shit high runs?"
Surprisingly, Chapterhouse seem to revel
in an understanding of their gear.
Here, too, they seem ever forward-looking,
testing out new sounds and looking for
ways to improve their particular breed of
guitar pop. Third guitarist Simon Rowe puts
forward a reason why the actual sound has
become critical both ive an in the studio.
"With three guitars going at any time-
12-string 330 Rickenbackers, Fenders and
the occasional Jaguar - you need to be able
to isolate each sound and actually be able
to hear what's going on. We don't have
deady defined roles like lead and rhythm
quitar, so you might be playing a melody
line for one song and doing a drone chord
the next. The equipment has to be
Andrew: "We used to have things like old
Marshall valve combos and Stephen had a Fender Twin, but they
couldn't cope with what we wanted to do. The rig I use now for
recording and live is based round the Gallien Krueger head, going
into a closed EV cabinet. I wired the two speakers separately so the
output of the GK, which is stereo, gives me a stereo source on stage,
or wherever. They just mic up the two speakers and I'm there, so
you get the full benefit of the effects system without doing it from the desk
or on the outhoard in the studio. I deliberately went for a transistor
amp because the valve Marshall I had couldn't handle the sort of
sharp reverb sounds I was using - there was too much harmonic
overspill. The GK with the clarity of the EVs makes the sound truer to
the signal you get off the effects in your rack, so patches you get in the
studio end up sounding the same on stage.
"Actually, we all got the new QuadrOverb GTs while we were in the
States, but we haven't quite managed to switch all the sounds over
from our old system, which, in my case, is the Midiverb 3. I find the
GT's reverb sounds really artificial, which I really like, and the set-up
preserves the weirdness of that artificiality. Without that clarity you
can just dissolve in to this massive white noise. We're not a jamming
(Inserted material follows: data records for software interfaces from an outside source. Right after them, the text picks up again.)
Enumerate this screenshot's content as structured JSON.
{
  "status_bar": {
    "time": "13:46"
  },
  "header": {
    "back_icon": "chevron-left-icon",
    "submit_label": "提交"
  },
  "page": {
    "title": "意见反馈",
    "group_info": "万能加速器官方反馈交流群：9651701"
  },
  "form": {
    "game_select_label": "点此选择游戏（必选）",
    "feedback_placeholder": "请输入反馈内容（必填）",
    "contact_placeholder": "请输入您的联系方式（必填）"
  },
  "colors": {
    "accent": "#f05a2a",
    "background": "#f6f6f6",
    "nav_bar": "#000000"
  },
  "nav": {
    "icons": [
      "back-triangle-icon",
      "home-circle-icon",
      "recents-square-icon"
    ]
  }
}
band and, in the studio, it's all quite arranged, so we want to be able
to reproduce that arrangement live."
Stephen, the Mr Makit and Fixit of the band, has a custom rack that
he designed and built himself. He puts his Fender 12 and his home
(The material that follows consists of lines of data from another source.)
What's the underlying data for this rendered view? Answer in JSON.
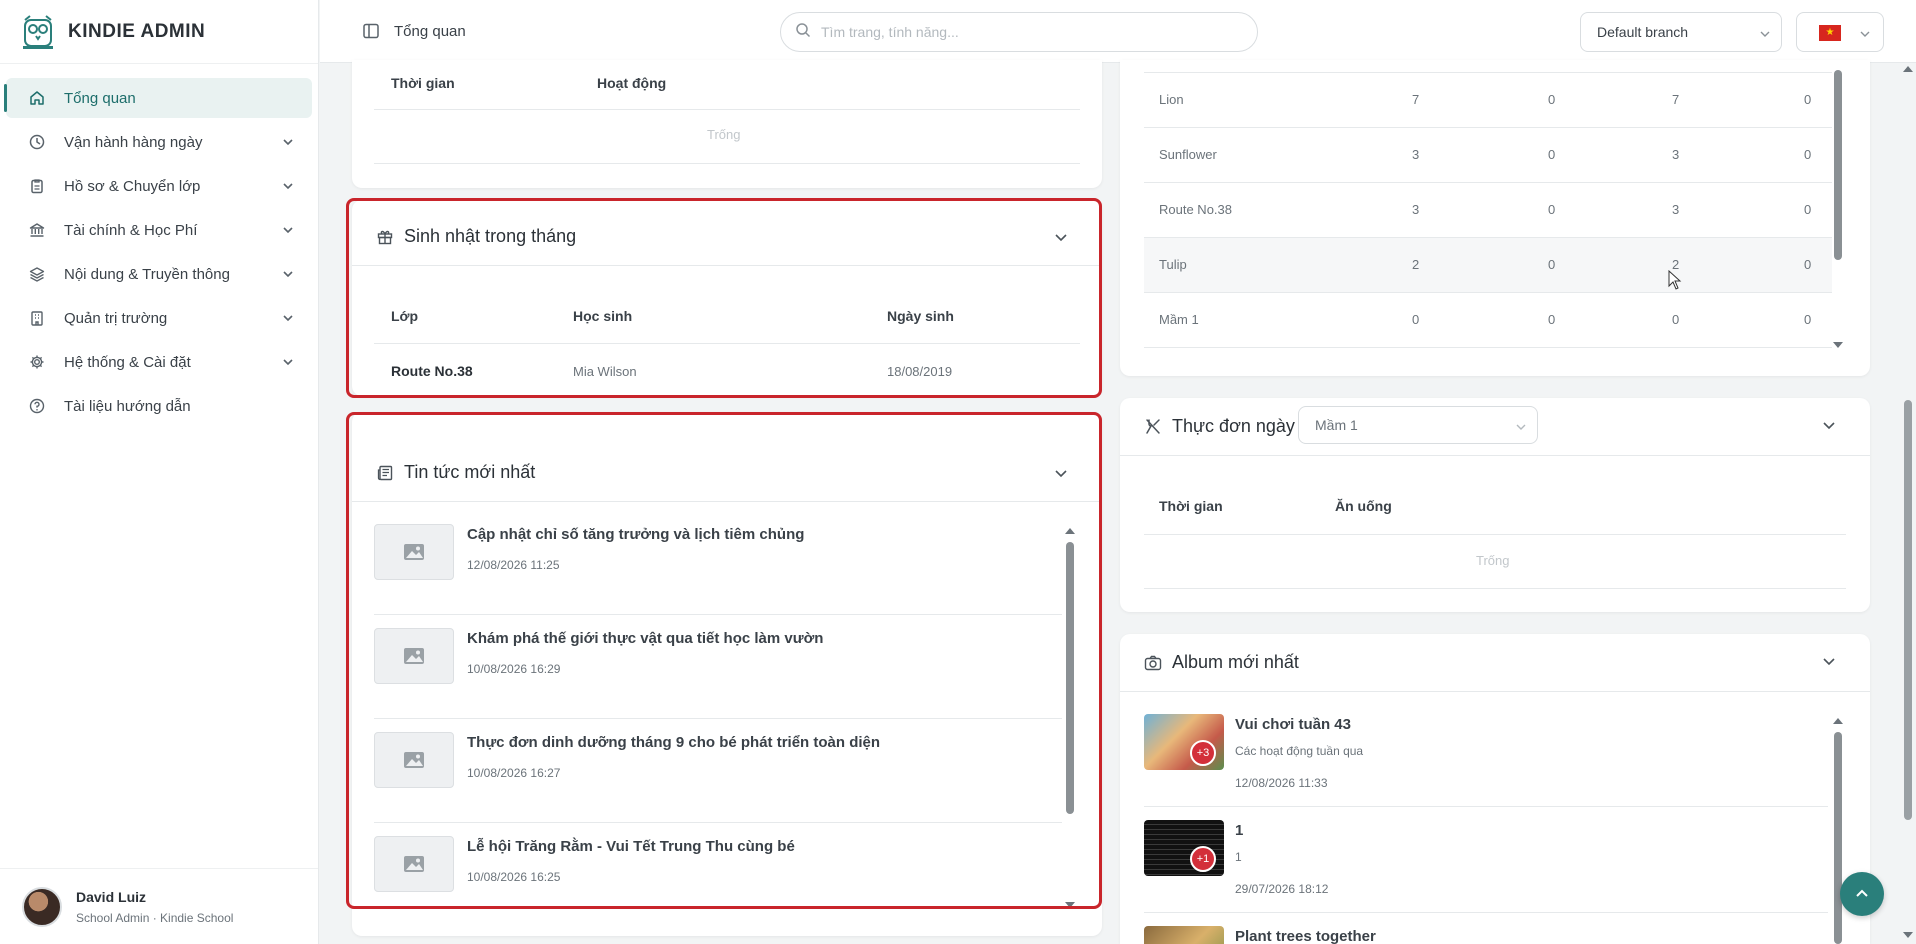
{
  "app": {
    "brand": "KINDIE ADMIN"
  },
  "sidebar": {
    "items": [
      {
        "label": "Tổng quan",
        "icon": "home-icon",
        "active": true
      },
      {
        "label": "Vận hành hàng ngày",
        "icon": "clock-icon"
      },
      {
        "label": "Hồ sơ & Chuyển lớp",
        "icon": "clipboard-icon"
      },
      {
        "label": "Tài chính & Học Phí",
        "icon": "bank-icon"
      },
      {
        "label": "Nội dung & Truyền thông",
        "icon": "layers-icon"
      },
      {
        "label": "Quản trị trường",
        "icon": "building-icon"
      },
      {
        "label": "Hệ thống & Cài đặt",
        "icon": "gear-icon"
      },
      {
        "label": "Tài liệu hướng dẫn",
        "icon": "help-icon"
      }
    ],
    "user": {
      "name": "David Luiz",
      "role": "School Admin · Kindie School"
    }
  },
  "header": {
    "title": "Tổng quan",
    "search_placeholder": "Tìm trang, tính năng...",
    "branch": "Default branch",
    "flag_star": "★"
  },
  "activity": {
    "headers": [
      "Thời gian",
      "Hoạt động"
    ],
    "empty": "Trống"
  },
  "birthdays": {
    "title": "Sinh nhật trong tháng",
    "headers": [
      "Lớp",
      "Học sinh",
      "Ngày sinh"
    ],
    "rows": [
      {
        "class": "Route No.38",
        "student": "Mia Wilson",
        "dob": "18/08/2019"
      }
    ]
  },
  "news": {
    "title": "Tin tức mới nhất",
    "items": [
      {
        "title": "Cập nhật chỉ số tăng trưởng và lịch tiêm chủng",
        "date": "12/08/2026 11:25"
      },
      {
        "title": "Khám phá thế giới thực vật qua tiết học làm vườn",
        "date": "10/08/2026 16:29"
      },
      {
        "title": "Thực đơn dinh dưỡng tháng 9 cho bé phát triển toàn diện",
        "date": "10/08/2026 16:27"
      },
      {
        "title": "Lễ hội Trăng Rằm - Vui Tết Trung Thu cùng bé",
        "date": "10/08/2026 16:25"
      }
    ]
  },
  "classes": {
    "rows": [
      {
        "name": "Lion",
        "c1": "7",
        "c2": "0",
        "c3": "7",
        "c4": "0"
      },
      {
        "name": "Sunflower",
        "c1": "3",
        "c2": "0",
        "c3": "3",
        "c4": "0"
      },
      {
        "name": "Route No.38",
        "c1": "3",
        "c2": "0",
        "c3": "3",
        "c4": "0"
      },
      {
        "name": "Tulip",
        "c1": "2",
        "c2": "0",
        "c3": "2",
        "c4": "0"
      },
      {
        "name": "Mầm 1",
        "c1": "0",
        "c2": "0",
        "c3": "0",
        "c4": "0"
      }
    ]
  },
  "menu": {
    "title": "Thực đơn ngày",
    "selected_class": "Mầm 1",
    "headers": [
      "Thời gian",
      "Ăn uống"
    ],
    "empty": "Trống"
  },
  "album": {
    "title": "Album mới nhất",
    "items": [
      {
        "title": "Vui chơi tuần 43",
        "desc": "Các hoạt động tuần qua",
        "date": "12/08/2026 11:33",
        "badge": "+3"
      },
      {
        "title": "1",
        "desc": "1",
        "date": "29/07/2026 18:12",
        "badge": "+1"
      },
      {
        "title": "Plant trees together",
        "desc": "",
        "date": "",
        "badge": ""
      }
    ]
  },
  "colors": {
    "accent": "#2a7f7b",
    "highlight": "#c9252b",
    "active_bg": "#e9f2f1"
  }
}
built Telecaster through a valve Marshall 100 and into an EV cab.
"On 'Mesmerise' we used the 12-string Ricky which Simon, the best
player among us, put down, but, live, I play the lush rhythm part on
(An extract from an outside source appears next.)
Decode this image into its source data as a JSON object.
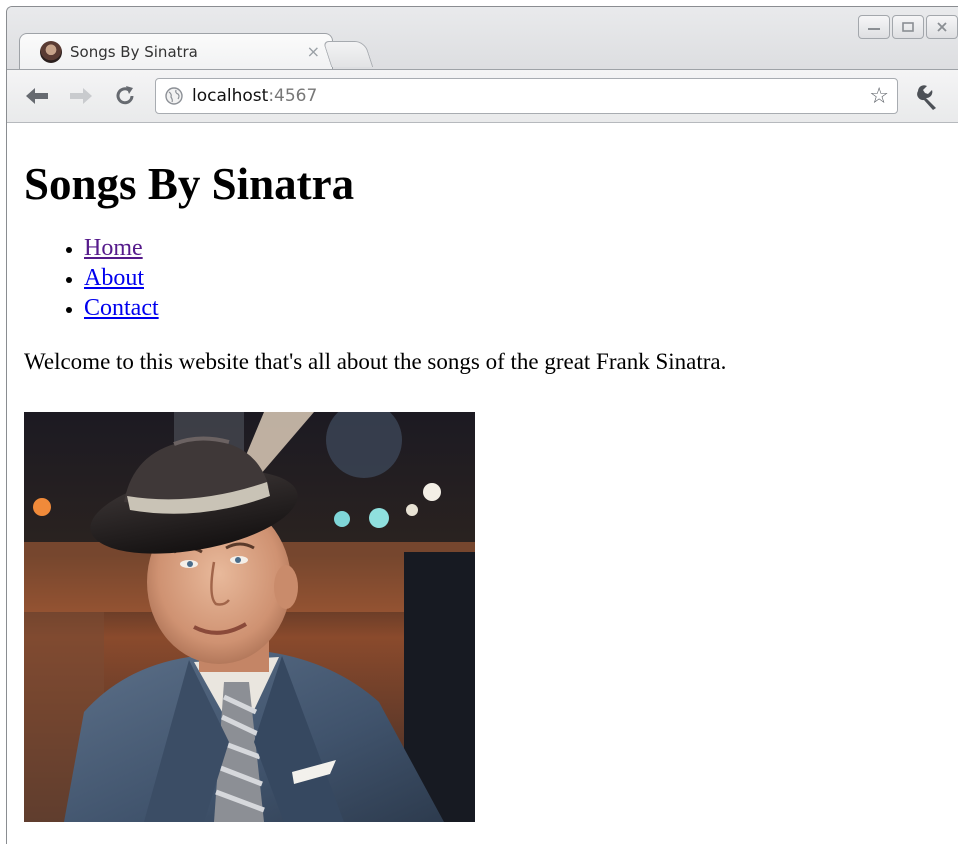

my Fender 12. I have to hear the warm
spread of the 12 as well as the effects I use.
This system seems up to it I have a Boss
Super-overdiver and a Rat, plus this Big
Muff cause I hate digital distortions. The
rest is digital. I have the GT but I haven't
worked it out totally. Most of my sounds I
get on the Yamaha FX 500, which I trigger
from the foot controller. It's slow between
patches, but the GT should deal with all
that. The Marshall is just the chassis fixed
into the rack going through EVs. It sounds
good at the moment."
With Simon Rowe opting for a
Rickenbacker and a Fender Jaguar
through a similar set-up, the guitar line-up
is complete, and a cross section of
influences from My Bloody Valentine,
through Sonic Youth to the bass funk of
Larry Graham, makes the band's options
limitless. Their desire to rise above their
peers has led them to move firstly into the more modern
aspects of record making. Nowhere is this more
apparent than on the rhythm track to "Mesmerise". On the
percussion side, the use of drum machines, and, in particular,
samples, is to the fore. Stephen argues that this use of technology is
"We all have portastudios, and we all write using drum machines
and samplers, so why not use them live? If you make a record in the
studio it's natural that you should want it to come across live the same
way, but with all the spontaneity of the live buzz. We use the sampler
to help fashion the rhythm and supply the piano sound. As that's the
basis of the track we want it in there."
With Chapterhouse back in the studio towards the end of the year it
remains to be seen whether they are bold enough and
uncompromising enough to capitalise on their initial steps forward.
Trusting in their well-trained sense of what's good and what's not it
seems probable they wiII. Pop is cool if it's done well.
From Control Zone (Hi-Tech Low Down)
Edited by Tony Hopkins
Orignally appeared in Melody Maker November 16, 1991. Copyright © Melody Maker